“Some say we have to concentrate exclusively on re-establishing the health of the economy,” Chu said. “I look forward to being part of the president-elect’s team, which believes we must repair the economy and put us on a path toward sustainable energy.”
Since 2004, Chu has been director of Berkeley Lab, a Department of Energy lab located in Berkeley, Calif., that conducts unclassified research and is managed by the University of California. Before that, he was a professor of physics and applied physics at Stanford University.
After graduating from Rochester with degrees in mathematics and physics, Chu earned his doctorate in physics from the University of California in 1976 and joined AT&T’s Bell Labs in 1978. While there, he and his team developed methods to cool and trap atoms using lasers, work for which he shared the 1997 Nobel Prize with Claude Cohen-Tannoudji and William Daniel Phillips.
Since 1999, he has been a trustee of the University, which also recognized his achievements and leadership by awarding him an honorary degree in 1998.
“All of us at the University of Rochester are thrilled that Steven Chu will be the next secretary of energy,” says President Joel Seligman. “He is the right person to lead our nation’s efforts to create a wiser and more diverse energy base in the 21st century.”
Peter Lennie, the Robert L. and Mary L. Sproull Dean of the Faculty of Arts, Sciences, and Engineering, says Chu is one of the world’s most distinguished scientists.
“He is an unusually wise and thoughtful trustee and alumnus of the University, and a scholar whose great breadth and knowledge of energy and scientific research make him a brilliant choice to become secretary of the Department of Energy,” Lennie says.
Nick Bigelow, the Lee A. DuBridge Professor of Physics and the chair of the Department of Physics and Astronomy, also praised the appointment.

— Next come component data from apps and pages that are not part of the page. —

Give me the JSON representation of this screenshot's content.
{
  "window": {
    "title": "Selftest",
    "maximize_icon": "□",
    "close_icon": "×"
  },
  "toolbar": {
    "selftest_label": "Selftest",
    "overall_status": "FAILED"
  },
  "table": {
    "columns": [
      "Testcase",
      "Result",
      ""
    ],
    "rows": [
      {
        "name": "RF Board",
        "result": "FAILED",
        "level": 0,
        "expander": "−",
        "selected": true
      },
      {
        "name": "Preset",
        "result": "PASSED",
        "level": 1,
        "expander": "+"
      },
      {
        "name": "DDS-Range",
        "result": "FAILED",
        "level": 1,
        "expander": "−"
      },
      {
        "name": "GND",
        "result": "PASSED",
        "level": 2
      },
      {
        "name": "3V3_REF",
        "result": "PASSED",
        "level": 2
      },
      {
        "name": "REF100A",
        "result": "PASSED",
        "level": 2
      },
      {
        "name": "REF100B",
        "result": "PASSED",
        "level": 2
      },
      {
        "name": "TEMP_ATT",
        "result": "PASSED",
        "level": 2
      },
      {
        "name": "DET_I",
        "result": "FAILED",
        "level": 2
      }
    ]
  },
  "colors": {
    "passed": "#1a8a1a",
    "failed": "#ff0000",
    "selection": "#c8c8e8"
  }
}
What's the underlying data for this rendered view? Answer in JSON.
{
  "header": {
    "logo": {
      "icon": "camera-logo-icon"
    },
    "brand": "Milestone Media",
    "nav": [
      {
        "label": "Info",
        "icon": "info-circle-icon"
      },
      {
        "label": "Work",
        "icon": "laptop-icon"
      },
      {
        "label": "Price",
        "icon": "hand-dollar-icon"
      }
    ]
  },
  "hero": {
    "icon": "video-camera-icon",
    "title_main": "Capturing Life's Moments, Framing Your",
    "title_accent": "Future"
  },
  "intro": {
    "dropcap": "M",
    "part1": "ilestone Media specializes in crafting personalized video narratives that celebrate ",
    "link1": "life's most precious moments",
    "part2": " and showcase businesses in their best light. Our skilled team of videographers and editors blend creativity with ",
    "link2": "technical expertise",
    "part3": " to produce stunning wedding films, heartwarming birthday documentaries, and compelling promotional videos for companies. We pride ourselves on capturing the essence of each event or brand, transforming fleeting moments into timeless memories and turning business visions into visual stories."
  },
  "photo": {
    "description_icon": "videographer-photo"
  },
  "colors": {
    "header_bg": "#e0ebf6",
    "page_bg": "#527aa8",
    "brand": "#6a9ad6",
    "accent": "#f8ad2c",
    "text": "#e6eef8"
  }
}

“Since he was a student at Rochester, his insight, enthusiasm, and gifts for science have been abundantly clear,” Bigelow says. “For those who don’t know Steve, what is especially wonderful is that at a time when energy is such an important issue for the nation and the world, we will have a brilliant and resourceful leader in the Department of Energy.”
The appointment of Chu, who is the first Nobel laureate ever named to lead the energy department, has drawn praise among science watchers.
Writing for Wired magazine’s Wired Science blog, editor Betsy Mason noted, “[Chu] recognizes the need to invest in science, from grade schools to universities to industry. He sees the imperative for the government to think in new and big ways about the energy problem. He understands we have to face up to climate change. And, most importantly, he has ideas about how to get it all done and the character to make them happen.”
As a senior at Rochester, Chu won the Stoddard Prize, an honor awarded for the best senior thesis by a graduating senior in the Department of Physics and Astronomy, and he won the Stoddard Prize from the Department of Mathematics two years earlier. He also found time to play the trombone in a concert band and to take music lessons at the Eastman School.
While he has noted that winning the Nobel was not a complete surprise because his name had been mentioned as a possible winner for several years before he was selected, he has said in media interviews that winning has influenced his appreciation for public service.
“As a Nobel Prize winner, you become a public figure for all of science,” he says. “There are some people who really love that role, and while I don’t think I’m one of them, I accept it because it draws attention to science and helps publicize it in a positive way.”
By the time he won the Nobel, he had become more active in public service work as a way of repaying the experience and education he received.
“As I become older, I assume more of the role of a graybeard,” he noted. “It’s part of giving back what you got when you were young and carefree.”
Jonathan Sherwood ’04 (MA) is a senior science writer for University Communications.